> [Aim of the task] Each line of the records that holds the word "will" should be copied out.

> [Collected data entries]

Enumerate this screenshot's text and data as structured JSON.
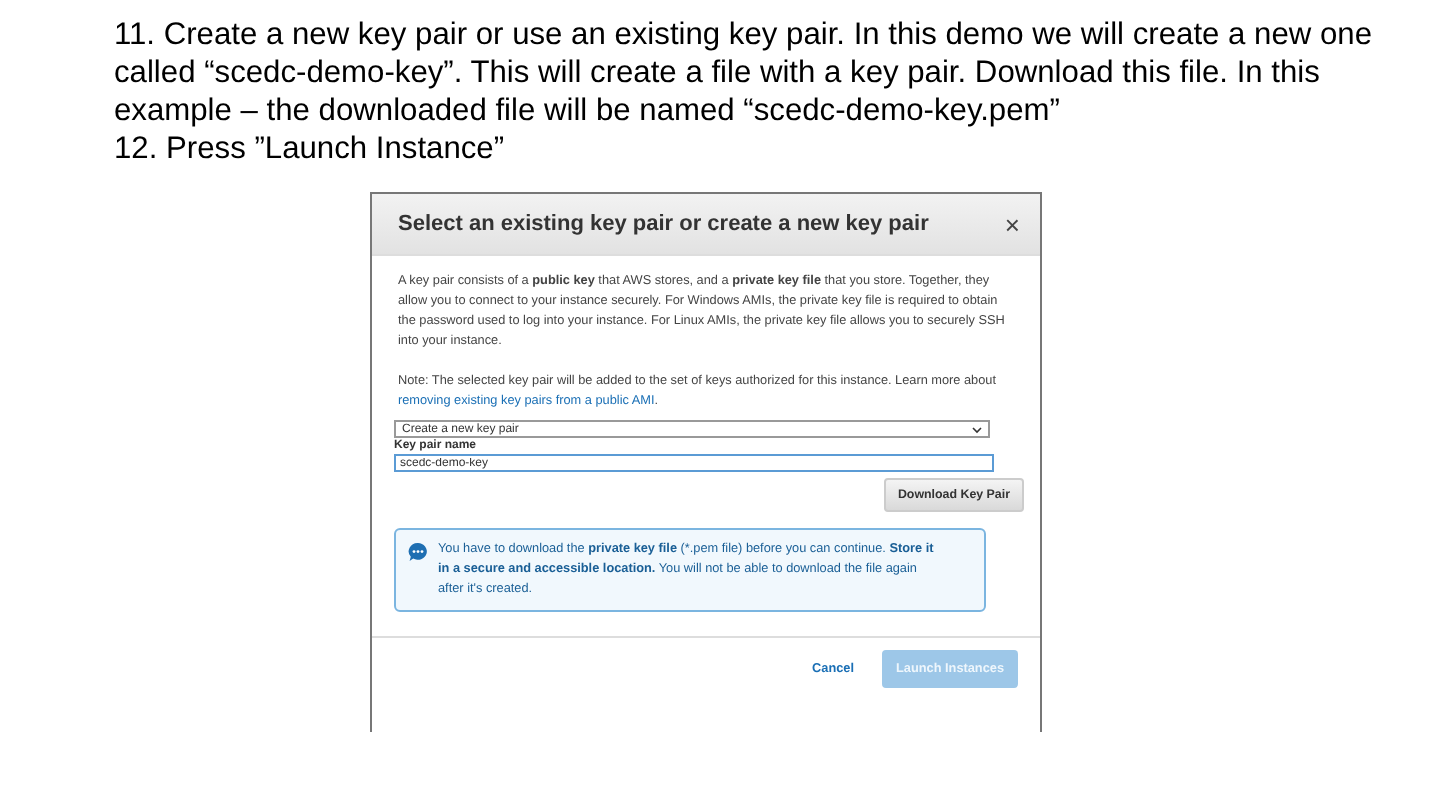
{
  "instructions": [
    {
      "text": "11. Create a new key pair or use an existing key pair. In this demo we will create a new one called “scedc-demo-key”.  This will create a file with a key pair. Download this file.  In this example – the downloaded file will be named “scedc-demo-key.pem”"
    },
    {
      "text": "12. Press ”Launch Instance”"
    }
  ],
  "dialog": {
    "title": "Select an existing key pair or create a new key pair",
    "close": "×",
    "description": "A key pair consists of a **public key** that AWS stores, and a **private key file** that you store. Together, they allow you to connect to your instance securely. For Windows AMIs, the private key file is required to obtain the password used to log into your instance. For Linux AMIs, the private key file allows you to securely SSH into your instance.",
    "note": "Note: The selected key pair will be added to the set of keys authorized for this instance. Learn more about",
    "note_link": "removing existing key pairs from a public AMI",
    "note_end": ".",
    "select": {
      "value": "Create a new key pair"
    },
    "name_field": {
      "label": "Key pair name",
      "value": "scedc-demo-key"
    },
    "download_button": "Download Key Pair",
    "info": "You have to download the **private key file** (*.pem file) before you can continue. **Store it in a secure and accessible location.** You will not be able to download the file again after it's created.",
    "buttons": [
      {
        "label": "Cancel",
        "kind": "link"
      },
      {
        "label": "Launch Instances",
        "kind": "primary",
        "disabled": true
      }
    ]
  }
}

> [Your response]
      "text": "11. Create a new key pair or use an existing key pair. In this demo we will create a new one called “scedc-demo-key”.  This will create a file with a key pair. Download this file.  In this example – the downloaded file will be named “scedc-demo-key.pem”"
    "note": "Note: The selected key pair will be added to the set of keys authorized for this instance. Learn more about",
    "info": "You have to download the **private key file** (*.pem file) before you can continue. **Store it in a secure and accessible location.** You will not be able to download the file again after it's created.",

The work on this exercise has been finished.